Top 3 Mistakes You Need to AVOID on the Job Hunt
If you’re here with me today, it’s likely you were referred to us by one of our workforce development partners because you were recently laid-off or fired from a job and need to quickly transition back into the workforce. However, BEFORE you start the job hunt, I wanted to share with you mistakes you need to AVOID, so you don’t end up with a high-risk job and find yourself back in the unemployment line again, and again and again.
If this is you, you’re exactly where you need to be.
There are too many to create an exhaustive list, so I’m going to share The Top 3 Mistakes you need to AVOID when you’re Looking for a Job in today’s job market.
These mistakes will just about guarantee that you’ll spend your career transitioning from one low-paying job to another.
Mistake to Avoid #1
Okay…So. The first mistake you need to AVOID is Applying to Online Job Boards if you don’t have a college degree.
You see, 84% of the jobs posted via online job boards do NOT pay enough to meet the standard cost of living. They are dead-end jobs, with no room for advancement. This is based on a study released from Indeed.com, the worlds largest online job board.
84% of these jobs are also considered High Risk, which means that you have a 46% chance of getting Laid-Off due to outsourcing or automation.
The remaining 16% of the jobs posted online, which are considered “Good Jobs” require a college degree or specialized training (like a 2-Year Nursing Certification) with extensive experience.Not just any degree or specialized training. The “Good Jobs” are limited to only 5 fields:
- Computer Science
- Architectural & Electrical Engineering
- Business & Finance
If you don’t have a College degree in one of these 5 industries, don’t make the mistake of applying to online job boards.
Mistake to Avoid #2
The next mistake to AVOID is to submit the same resume to every job posting you can find. You would “think” that it would be a good strategy to blanket the job boards with your resume. You’re just casting a wide net right?
Well, this strategy doesn’t work.
95% of the Resumes submitted are NEVER seen by a Hiring Manager.
Because it’s easier than ever to submit an application online. Companies receive hundreds and sometimes thousands of applications for EVERY job they post. Many of the submissions are from people who are unqualified that are just submitting their resume to as many companies as possible.
As I said, this strategy doesn’t work.

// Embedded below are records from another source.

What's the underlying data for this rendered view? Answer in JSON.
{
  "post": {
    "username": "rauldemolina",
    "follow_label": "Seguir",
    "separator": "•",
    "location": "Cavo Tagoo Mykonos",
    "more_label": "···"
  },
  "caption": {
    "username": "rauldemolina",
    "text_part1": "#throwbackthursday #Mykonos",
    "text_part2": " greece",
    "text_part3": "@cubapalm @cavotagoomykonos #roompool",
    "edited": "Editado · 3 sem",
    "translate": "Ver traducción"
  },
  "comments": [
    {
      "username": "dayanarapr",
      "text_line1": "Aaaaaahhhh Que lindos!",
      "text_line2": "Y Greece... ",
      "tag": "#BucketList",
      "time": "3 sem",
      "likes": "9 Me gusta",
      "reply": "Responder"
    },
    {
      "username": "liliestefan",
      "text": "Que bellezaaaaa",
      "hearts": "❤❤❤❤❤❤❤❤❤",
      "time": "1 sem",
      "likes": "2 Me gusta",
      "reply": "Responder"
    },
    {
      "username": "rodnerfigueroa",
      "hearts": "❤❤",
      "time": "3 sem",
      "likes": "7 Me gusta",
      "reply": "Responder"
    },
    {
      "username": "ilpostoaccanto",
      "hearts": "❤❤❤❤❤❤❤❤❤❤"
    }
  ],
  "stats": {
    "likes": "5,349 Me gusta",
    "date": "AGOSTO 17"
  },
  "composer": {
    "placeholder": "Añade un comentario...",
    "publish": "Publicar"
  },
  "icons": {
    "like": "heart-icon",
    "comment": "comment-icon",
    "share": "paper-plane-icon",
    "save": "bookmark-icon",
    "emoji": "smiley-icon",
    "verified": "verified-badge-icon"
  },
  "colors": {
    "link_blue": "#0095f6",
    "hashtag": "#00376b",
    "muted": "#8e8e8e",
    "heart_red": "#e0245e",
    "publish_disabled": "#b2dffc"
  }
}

To save time, companies use applicant tracking systems to find the applicants with the exact set of skills, experience, and education needed for the job.
These systems scan each resume for specific keywords to match them against the job posting requirements and ranks each of the candidates.
So…when you apply for a job you need to:
- Carefully tailor your resume for EACH job you apply to.
- Directly address qualifications found in the job description.
- Increase searchability by adding resume keywords based on the job description.
- Focus on the most impactful information in your work experience section.
- Format your resume so that the company’s Applicant Tracking System can accurately scan it. Taking the time to work on the look of your resume is a waste of time. Robots can’t appreciate it.
So If you don’t have the right skills, experience or education required for the job don’t bother applying. If you do, take time to customize your resume for each job you apply for.
Mistake #3 to Avoid
So the last mistake is probably the hardest one to avoid.
When you get Laid-Off or Fired, it’s extremely tempting to take ANY job you can get to start getting a paycheck. Especially after months of applying to online job boards and submitting your resume to hundreds of companies.
Your bills keep rolling in and you have to dip into your savings just to survive. You get desperate. So you take ANY job you can get. I get it
But taking ANY job will practically guarantee that you’ll land a low paying job, with no room for advancement. High-Risk jobs where you end up living in constant fear of getting laid-off. Jobs that you are miserable in.